Cover Crop Mixes? They Just Work Better
Paige Buck, State Public Affairs Specialist
Champaign, IL—The old saying, “the more, the better’ may apply perfectly to farmers interested in what soil improvements cover crops can offer. While many find noticeable benefits using single species, those who bump up and plant diverse cover crop mixes seldom go back. According to State Conservationist Ivan Dozier, farmers who use no-till and cover crop mixes tell staff at USDA’s Natural Resources Conservation Service (NRCS) they can breathe new life into their soils. They find increased nutrient cycling and in many cases, reduced use of supplemental fertility inputs.
According to State Agronomist Brett Roberts, there are three key advantages to using mixtures:
No single species can deliver what multiple cover crops deliver in combination. Different cover crops perform different jobs—some fix nitrogen, some scavenge leftover nitrogen in the soil, others control certain weeds or attract beneficial insects, and some extend roots, water, and air deeper into the soil profile.

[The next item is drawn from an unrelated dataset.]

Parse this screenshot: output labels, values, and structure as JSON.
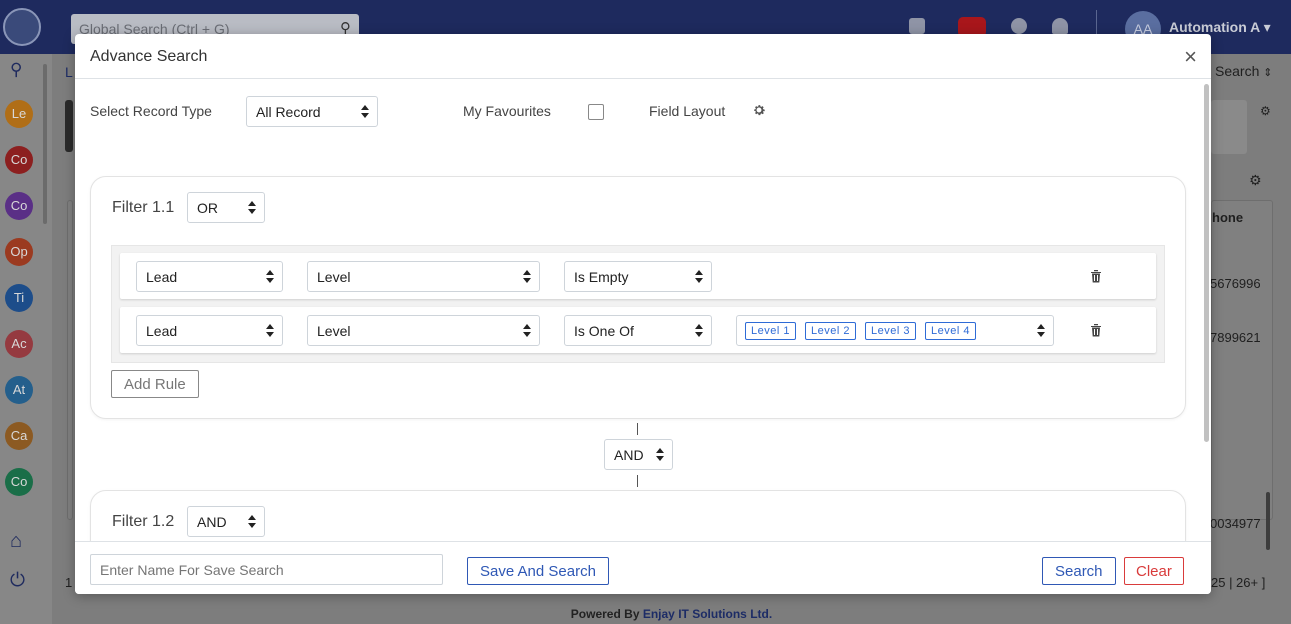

Each plant species has a unique chemical signature that offers different food sources for good bacteria and fungi living in the soil. This variety creates habitat for a wide selection of helpful soil organisms—most which improve soil health.
With a mix, organic matter production hits the fast track. Diverse plant life above ground creates rich habitat below ground with predator and prey in a healthy balance. You cannot measure biomass produced above ground to measure cover crop success. Think of all the living organisms in the soil that cycle nutrients—that’s healthy and productive.
One idea is to include plants that represent four different cover crop functions: warm-season grasses, warm-season broad leaves, cool-season grasses and cool-season broadleaves. Individual selections depend on practical issues, such as seed availability and cost. A good way to start is using an equal rate of grasses and broad leaves, a 50:50 mix.
“Remember, our true goal is to build soils like those formed under prairie conditions of the past,” says Dozier. “With no-till and cover crop mixes, we can try to emulate the ecosystem functions of natural prairies.” Prairies and prairie soils formed under a diverse mix of plants, a minimum amount of disturbance, and living roots that grew throughout most of the calendar year. Fallow ground without vegetation and living roots within it brings soil health to an abrupt and costly halt.
According to Dozier it is the stable and nurturing environment built with lush and diverse cover crops that we hope to create here in Illinois. And cover crops don’t interfere or compete with the production of grain and commodity crops. They work together to build and protect healthy soils and to ensure healthy farm fields of tomorrow.
To learn more about cover crop mix recommendations suitable for your operation, contact your local NRCS office or visit http://www.nrcs.usda.gov/wps/portal/nrcs/main/national/soils/health/